Aim of the task ▸ In the listing below, every entry should be duplicated exactly.
::::
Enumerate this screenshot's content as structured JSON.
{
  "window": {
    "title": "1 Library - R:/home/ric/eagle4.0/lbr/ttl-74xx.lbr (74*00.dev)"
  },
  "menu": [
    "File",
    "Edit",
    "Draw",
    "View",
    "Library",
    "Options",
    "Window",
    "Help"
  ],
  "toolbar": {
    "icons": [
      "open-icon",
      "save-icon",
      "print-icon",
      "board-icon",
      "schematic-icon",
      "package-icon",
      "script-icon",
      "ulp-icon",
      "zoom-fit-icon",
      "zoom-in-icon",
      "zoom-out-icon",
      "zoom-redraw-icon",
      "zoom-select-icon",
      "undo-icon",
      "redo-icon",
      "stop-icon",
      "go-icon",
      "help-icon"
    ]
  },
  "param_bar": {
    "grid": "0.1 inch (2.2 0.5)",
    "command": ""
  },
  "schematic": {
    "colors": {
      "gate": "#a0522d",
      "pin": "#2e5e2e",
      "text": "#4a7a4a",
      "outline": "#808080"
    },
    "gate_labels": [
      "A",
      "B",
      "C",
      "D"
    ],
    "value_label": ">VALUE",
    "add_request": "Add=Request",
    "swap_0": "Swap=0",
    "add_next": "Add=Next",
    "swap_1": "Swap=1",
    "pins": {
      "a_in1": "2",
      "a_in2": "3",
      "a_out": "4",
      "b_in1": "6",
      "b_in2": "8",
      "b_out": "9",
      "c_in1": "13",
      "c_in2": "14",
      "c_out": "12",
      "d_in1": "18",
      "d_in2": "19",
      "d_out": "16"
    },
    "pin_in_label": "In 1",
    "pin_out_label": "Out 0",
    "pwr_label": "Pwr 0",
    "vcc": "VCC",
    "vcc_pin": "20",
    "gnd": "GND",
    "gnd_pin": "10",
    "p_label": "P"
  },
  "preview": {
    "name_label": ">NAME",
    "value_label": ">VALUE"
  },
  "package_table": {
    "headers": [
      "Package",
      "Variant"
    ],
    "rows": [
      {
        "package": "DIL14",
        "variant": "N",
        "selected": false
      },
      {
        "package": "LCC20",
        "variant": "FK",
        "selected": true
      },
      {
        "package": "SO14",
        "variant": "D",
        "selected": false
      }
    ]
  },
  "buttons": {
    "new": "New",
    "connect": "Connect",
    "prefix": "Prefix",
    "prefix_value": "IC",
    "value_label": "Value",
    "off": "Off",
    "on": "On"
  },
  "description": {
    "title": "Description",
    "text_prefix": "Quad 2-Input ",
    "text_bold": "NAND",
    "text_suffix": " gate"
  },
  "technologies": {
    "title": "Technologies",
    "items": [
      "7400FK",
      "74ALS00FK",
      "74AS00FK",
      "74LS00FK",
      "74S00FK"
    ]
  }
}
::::
Answer ▸
Enumerate this screenshot's content as structured JSON.
{
  "window": {
    "title": "1 Library - R:/home/ric/eagle4.0/lbr/ttl-74xx.lbr (74*00.dev)"
  },
  "menu": [
    "File",
    "Edit",
    "Draw",
    "View",
    "Library",
    "Options",
    "Window",
    "Help"
  ],
  "toolbar": {
    "icons": [
      "open-icon",
      "save-icon",
      "print-icon",
      "board-icon",
      "schematic-icon",
      "package-icon",
      "script-icon",
      "ulp-icon",
      "zoom-fit-icon",
      "zoom-in-icon",
      "zoom-out-icon",
      "zoom-redraw-icon",
      "zoom-select-icon",
      "undo-icon",
      "redo-icon",
      "stop-icon",
      "go-icon",
      "help-icon"
    ]
  },
  "param_bar": {
    "grid": "0.1 inch (2.2 0.5)",
    "command": ""
  },
  "schematic": {
    "colors": {
      "gate": "#a0522d",
      "pin": "#2e5e2e",
      "text": "#4a7a4a",
      "outline": "#808080"
    },
    "gate_labels": [
      "A",
      "B",
      "C",
      "D"
    ],
    "value_label": ">VALUE",
    "add_request": "Add=Request",
    "swap_0": "Swap=0",
    "add_next": "Add=Next",
    "swap_1": "Swap=1",
    "pins": {
      "a_in1": "2",
      "a_in2": "3",
      "a_out": "4",
      "b_in1": "6",
      "b_in2": "8",
      "b_out": "9",
      "c_in1": "13",
      "c_in2": "14",
      "c_out": "12",
      "d_in1": "18",
      "d_in2": "19",
      "d_out": "16"
    },
    "pin_in_label": "In 1",
    "pin_out_label": "Out 0",
    "pwr_label": "Pwr 0",
    "vcc": "VCC",
    "vcc_pin": "20",
    "gnd": "GND",
    "gnd_pin": "10",
    "p_label": "P"
  },
  "preview": {
    "name_label": ">NAME",
    "value_label": ">VALUE"
  },
  "package_table": {
    "headers": [
      "Package",
      "Variant"
    ],
    "rows": [
      {
        "package": "DIL14",
        "variant": "N",
        "selected": false
      },
      {
        "package": "LCC20",
        "variant": "FK",
        "selected": true
      },
      {
        "package": "SO14",
        "variant": "D",
        "selected": false
      }
    ]
  },
  "buttons": {
    "new": "New",
    "connect": "Connect",
    "prefix": "Prefix",
    "prefix_value": "IC",
    "value_label": "Value",
    "off": "Off",
    "on": "On"
  },
  "description": {
    "title": "Description",
    "text_prefix": "Quad 2-Input ",
    "text_bold": "NAND",
    "text_suffix": " gate"
  },
  "technologies": {
    "title": "Technologies",
    "items": [
      "7400FK",
      "74ALS00FK",
      "74AS00FK",
      "74LS00FK",
      "74S00FK"
    ]
  }
}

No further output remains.